On 10 April, Prime Minister Narendra Modi sprung a surprise on an unsuspecting nation by announcing his government’s decision to purchase 36 Rafale aircraft in a fly-away condition from France in a government-to-government agreement (as opposed to signing a contract directly with Dassault a la Bofors of Sweden circa 1986). The announcement was a departure from the past, in that governments found it difficult to overcome what had come to be known as the Bofors syndrome and delayed Defence acquisitions fearing even the faintest whiff of a scam.
Two months later, on 9 June, the government crossed another Rubicon when it emerged that the Indian armed forces had successfully executed pre-emptive strikes, at least one of which was understood to have been carried out inside the territory of Myanmar, to take out insurgents following an ambush five days earlier in Manipur’s Chandel district in which 18 Indian soldiers perished.
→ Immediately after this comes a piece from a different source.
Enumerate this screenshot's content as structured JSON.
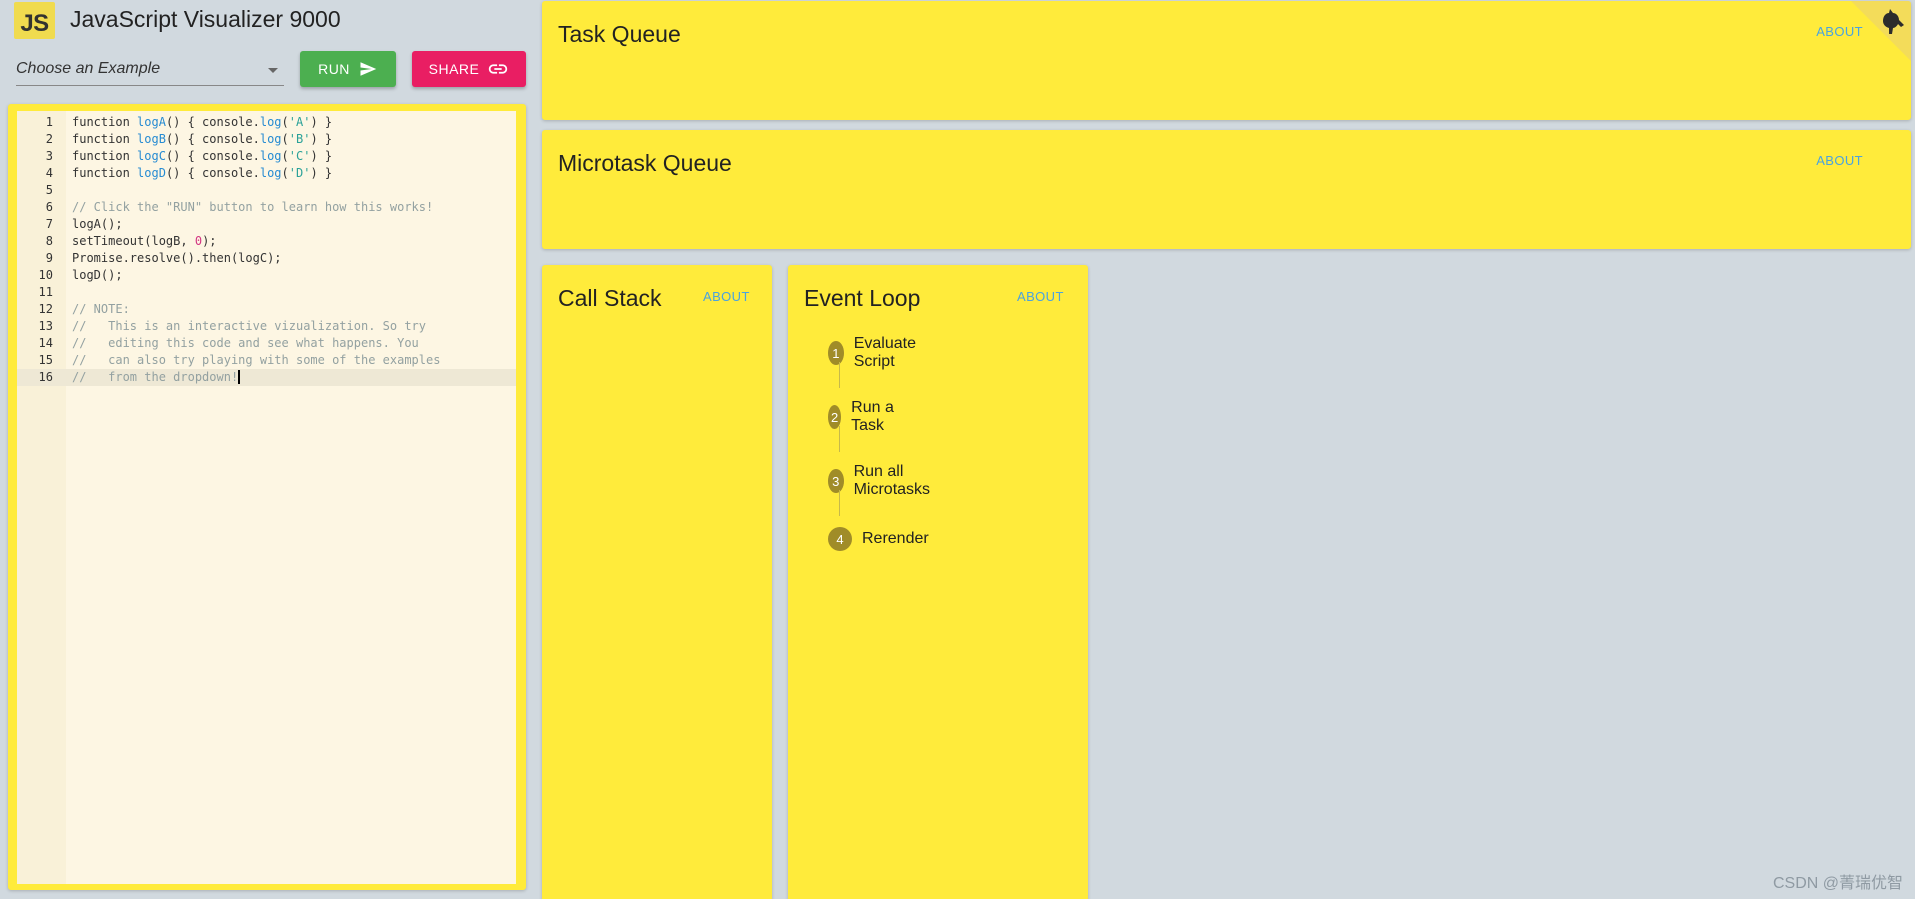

An army statement said: “Based on intelligence… the Indian Army engaged two separate groups of insurgents along the Indo-Myanmar border at two locations, along the Nagaland and Manipur borders. Significant casualties have been inflicted on them.”
The two developments are dissimilar but they convey the same message: A new found decisiveness on the part of the government to fashion a new national security paradigm. The seeds of this new “mindset”, which Defence Minister Manohar Parrikar alluded to, can trace its roots to National Security Adviser Ajit Kumar Doval, whose imprimatur on the surgical strike inside Myanmar is unmistakable. Doval, who cut his teeth as a mid-level Intelligence Bureau officer in the Northeast in the 1980s, has been a consistent and unabashed advocate of combining Defensive-Offence and intelligence-based smart operations to outwit, out manoeuvre and neutralise elements inimical to Indian interests.
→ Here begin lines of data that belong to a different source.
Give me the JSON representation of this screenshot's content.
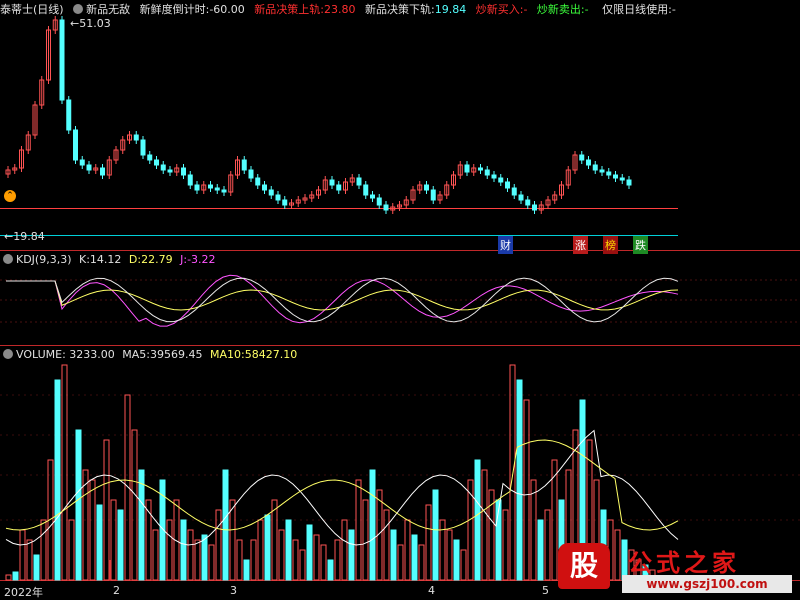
{
  "header": {
    "stock_name": "泰蒂士(日线)",
    "indicator_name": "新品无敌",
    "countdown_label": "新鲜度倒计时:",
    "countdown_value": "-60.00",
    "upper_label": "新品决策上轨:",
    "upper_value": "23.80",
    "lower_label": "新品决策下轨:",
    "lower_value": "19.84",
    "buy_label": "炒新买入:",
    "buy_value": "-",
    "sell_label": "炒新卖出:",
    "sell_value": "-",
    "daily_only_label": "仅限日线使用:",
    "daily_only_value": "-"
  },
  "price_panel": {
    "high_label": "51.03",
    "low_label": "19.84",
    "tags": {
      "cai": "财",
      "zhang": "涨",
      "bang": "榜",
      "die": "跌"
    }
  },
  "kdj_panel": {
    "title": "KDJ(9,3,3)",
    "k_label": "K:",
    "k_value": "14.12",
    "d_label": "D:",
    "d_value": "22.79",
    "j_label": "J:",
    "j_value": "-3.22"
  },
  "volume_panel": {
    "title": "VOLUME:",
    "volume_value": "3233.00",
    "ma5_label": "MA5:",
    "ma5_value": "39569.45",
    "ma10_label": "MA10:",
    "ma10_value": "58427.10"
  },
  "x_axis": [
    "2022年",
    "2",
    "3",
    "4",
    "5"
  ],
  "watermark": {
    "badge": "股",
    "title": "公式之家",
    "url": "www.gszj100.com"
  },
  "colors": {
    "up": "#ff5454",
    "down": "#54ffff",
    "kline": "#e8e8e8",
    "dline": "#ffff66",
    "jline": "#ff55ff",
    "cyan": "#00d0d8",
    "grid": "#c0282a"
  },
  "chart_data": {
    "type": "bar",
    "series_kind": "candlestick + volume",
    "price_high": 51.03,
    "price_low": 19.84,
    "upper_track": 23.8,
    "lower_track": 19.84,
    "kdj": {
      "k": 14.12,
      "d": 22.79,
      "j": -3.22
    },
    "volume": {
      "last": 3233.0,
      "ma5": 39569.45,
      "ma10": 58427.1
    }
  }
}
Doval, in his previous avatar as the founder-director of New Delhi-based think tank Vivekananda International Foundation, had maintained that the insurgents’ foreign bases in Bangladesh and Myanmar are the main sustaining factor of insurgencies in the Northeast. China is another worry. “Northeast security discourse, of late, has been marked by good news of peace engagement with the rebels [but] external factor in a region that has 5,215 km contiguous international border with other countries and only about over one percent with the Indian mainland, though pivotal, is often glossed over. External factor has and will continue to remain a vital factor in our management of Northeastern security,” he wrote in a 2011 paper for the Foundation in which he explored the China factor in the Northeast insurgency. Incidentally, New Delhi is keenly tracking Chinese involvement in encouraging the formation of United National Liberation Front of Western South East Asia, an amalgam of insurgent groups, including, but not limited to, the United Liberation Front of Asom-Independent headed by Paresh Baruah and the SS Khaplang led National Socialist Council of Nagaland (NSCN-K), which was announced in April from Sagaing region of Myanmar. The umbrella outfit was announced after the NSCN-K abrogated a 14-year-old ceasefire with India while entering into a ceasefire with Myanmar.
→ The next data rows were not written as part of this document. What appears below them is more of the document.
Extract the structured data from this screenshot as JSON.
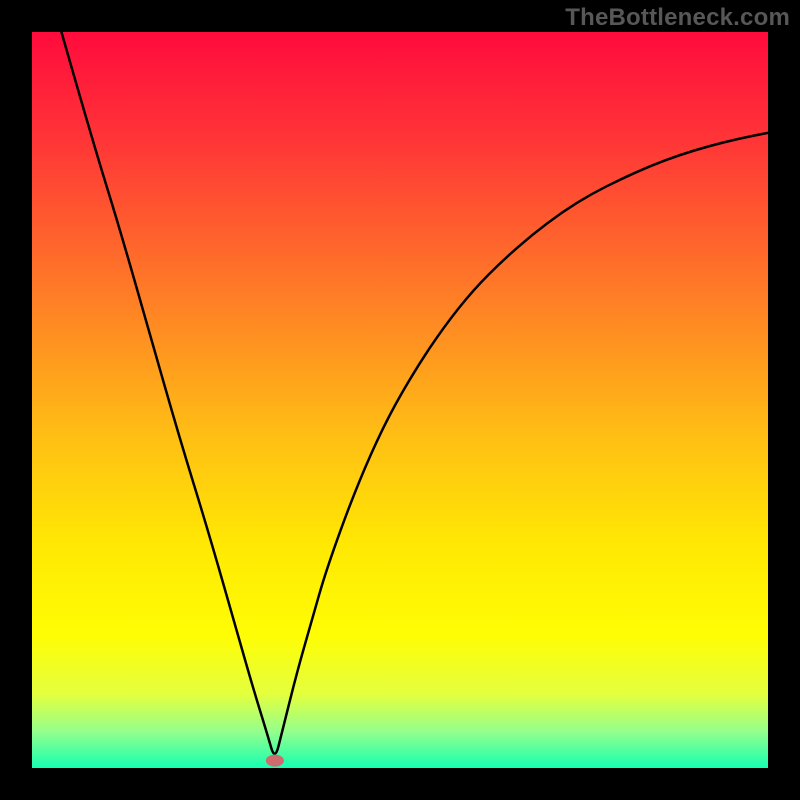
{
  "watermark": "TheBottleneck.com",
  "chart_data": {
    "type": "line",
    "title": "",
    "xlabel": "",
    "ylabel": "",
    "xlim": [
      0,
      100
    ],
    "ylim": [
      0,
      100
    ],
    "grid": false,
    "legend": false,
    "annotations": [],
    "background_gradient_stops": [
      {
        "offset": 0.0,
        "color": "#ff0b3d"
      },
      {
        "offset": 0.15,
        "color": "#ff3637"
      },
      {
        "offset": 0.35,
        "color": "#ff7a27"
      },
      {
        "offset": 0.55,
        "color": "#ffbf14"
      },
      {
        "offset": 0.7,
        "color": "#ffe903"
      },
      {
        "offset": 0.82,
        "color": "#fffd05"
      },
      {
        "offset": 0.9,
        "color": "#e3ff3e"
      },
      {
        "offset": 0.95,
        "color": "#95ff8c"
      },
      {
        "offset": 1.0,
        "color": "#15ffb1"
      }
    ],
    "marker": {
      "x": 33,
      "y": 1.0,
      "color": "#cf6b6e"
    },
    "series": [
      {
        "name": "curve",
        "color": "#000000",
        "x": [
          4,
          8,
          12,
          16,
          20,
          24,
          28,
          30,
          32,
          33,
          34,
          36,
          38,
          40,
          44,
          48,
          52,
          56,
          60,
          64,
          68,
          72,
          76,
          80,
          84,
          88,
          92,
          96,
          100
        ],
        "values": [
          100,
          86,
          73,
          59,
          45,
          32,
          18,
          11,
          4.5,
          1.0,
          5,
          13,
          20,
          27,
          38,
          47,
          54,
          60,
          65,
          69,
          72.5,
          75.5,
          78,
          80,
          81.8,
          83.3,
          84.5,
          85.5,
          86.3
        ]
      }
    ]
  }
}
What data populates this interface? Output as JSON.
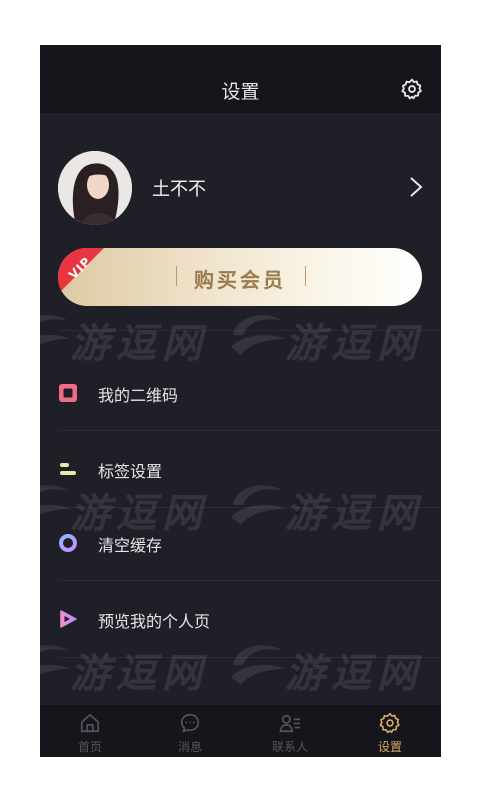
{
  "header": {
    "title": "设置"
  },
  "profile": {
    "name": "土不不"
  },
  "vip": {
    "badge": "VIP",
    "label": "购买会员"
  },
  "menu": [
    {
      "label": "我的二维码",
      "icon": "qrcode-icon"
    },
    {
      "label": "标签设置",
      "icon": "tag-settings-icon"
    },
    {
      "label": "清空缓存",
      "icon": "clear-cache-icon"
    },
    {
      "label": "预览我的个人页",
      "icon": "preview-profile-icon"
    }
  ],
  "tabs": [
    {
      "label": "首页",
      "icon": "home-icon"
    },
    {
      "label": "消息",
      "icon": "message-icon"
    },
    {
      "label": "联系人",
      "icon": "contacts-icon"
    },
    {
      "label": "设置",
      "icon": "settings-icon",
      "active": true
    }
  ],
  "watermark": {
    "text": "游逗网"
  },
  "colors": {
    "background": "#1f1f28",
    "header": "#15151b",
    "accent": "#d6a860",
    "vip_text": "#9a7b4d",
    "ribbon": "#e8353f"
  }
}
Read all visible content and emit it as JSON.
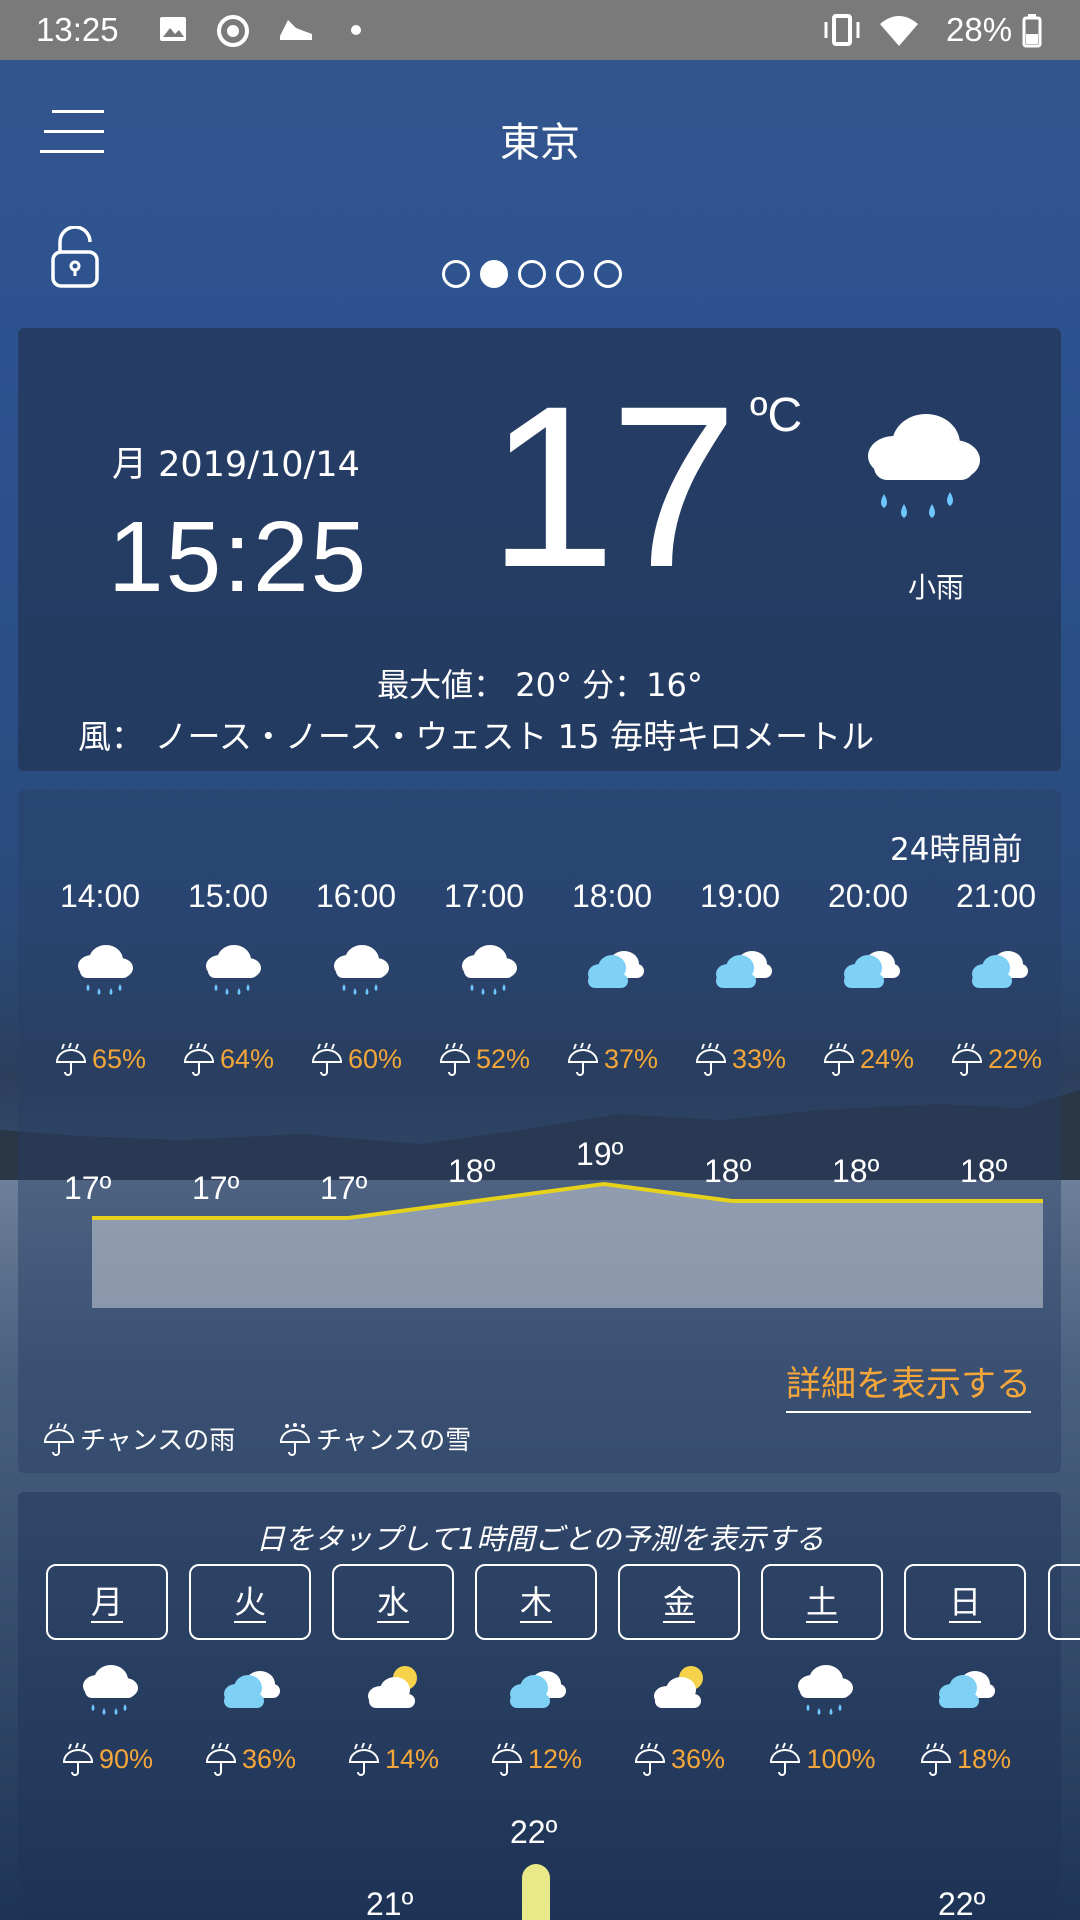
{
  "statusbar": {
    "time": "13:25",
    "battery": "28%"
  },
  "header": {
    "city": "東京"
  },
  "pager": {
    "count": 5,
    "active": 1
  },
  "current": {
    "date": "月 2019/10/14",
    "clock": "15:25",
    "temp": "17",
    "unit": "ºC",
    "condition": "小雨",
    "minmax": "最大値： 20° 分：16°",
    "wind": "風： ノース・ノース・ウェスト 15 毎時キロメートル"
  },
  "hourly": {
    "label_24h": "24時間前",
    "hours": [
      {
        "time": "14:00",
        "icon": "rain-cloud-icon",
        "prob": "65%",
        "temp": "17º",
        "temp_value": 17
      },
      {
        "time": "15:00",
        "icon": "rain-cloud-icon",
        "prob": "64%",
        "temp": "17º",
        "temp_value": 17
      },
      {
        "time": "16:00",
        "icon": "rain-cloud-icon",
        "prob": "60%",
        "temp": "17º",
        "temp_value": 17
      },
      {
        "time": "17:00",
        "icon": "rain-cloud-icon",
        "prob": "52%",
        "temp": "18º",
        "temp_value": 18
      },
      {
        "time": "18:00",
        "icon": "cloudy-icon",
        "prob": "37%",
        "temp": "19º",
        "temp_value": 19
      },
      {
        "time": "19:00",
        "icon": "cloudy-icon",
        "prob": "33%",
        "temp": "18º",
        "temp_value": 18
      },
      {
        "time": "20:00",
        "icon": "cloudy-icon",
        "prob": "24%",
        "temp": "18º",
        "temp_value": 18
      },
      {
        "time": "21:00",
        "icon": "cloudy-icon",
        "prob": "22%",
        "temp": "18º",
        "temp_value": 18
      }
    ],
    "detail_link": "詳細を表示する",
    "legend_rain": "チャンスの雨",
    "legend_snow": "チャンスの雪"
  },
  "daily": {
    "hint": "日をタップして1時間ごとの予測を表示する",
    "days": [
      {
        "day": "月",
        "icon": "rain-cloud-icon",
        "prob": "90%"
      },
      {
        "day": "火",
        "icon": "cloudy-icon",
        "prob": "36%"
      },
      {
        "day": "水",
        "icon": "partly-sunny-icon",
        "prob": "14%"
      },
      {
        "day": "木",
        "icon": "cloudy-icon",
        "prob": "12%"
      },
      {
        "day": "金",
        "icon": "partly-sunny-icon",
        "prob": "36%"
      },
      {
        "day": "土",
        "icon": "rain-cloud-icon",
        "prob": "100%"
      },
      {
        "day": "日",
        "icon": "cloudy-icon",
        "prob": "18%"
      }
    ],
    "temps": [
      "21º",
      "22º",
      "22º"
    ]
  },
  "colors": {
    "accent": "#f4a63a",
    "line": "#e6d21a"
  }
}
To understand the import of what happened on 9 June, one needs to look in the rear view mirror at two dates in the past:
• 2003, when, during Operation All Clear, the Bhutanese army captured or killed ULFA and Bodo insurgents operating on its territory. Although the operation was conducted in cooperation with the Indian Army, its role was limited to securing the international border with Bhutan. Indian troops did not enter Bhutan’s territory; and
• 1995, when Operation Golden Bird was launched jointly by the armies of India and Myanmar to stop ULFA insurgents from seeking to move weapons across the border from Mizoram to Manipur.
On both occasions, sovereignty and territorial integrity of countries were upheld. However, this is the first time that India has overtly claimed to have sent in its troops into Myanmar to take out insurgents. (The Indian Army has conducted similar operations in the past but they were neither confirmed nor denied.)
The latest cross-border strike follows an India-Myanmar memorandum of understanding (MoU) on border cooperation, signed on 8 May 2014 by Major General Kyaw Nyunt, Deputy Minister of Defence of Myanmar, and Gautam Mukhopadhaya, ambassador of India to Myanmar. Article 5 of the MOU reads: “Security: The territories of either country, including maritime and airspace, would not be allowed to be used for activities inimical to the other, including for training, sanctuary, illegal border crossing and other operations by terrorist and insurgent organisations/ inimical organisations/inimical forces and their operatives.”
Article 4 of the MoU, which deals with conduct of coordinated patrols, says: “1. Conduct of coordinated patrols on respective sides of the international border and the maritime boundary between the respective armed forces; 2. Share information pertaining to conduct of anti-insurgency operations in the border areas, apprehension of arms smugglers and drug traffickers, and seizures of wildlife and wildlife articles.”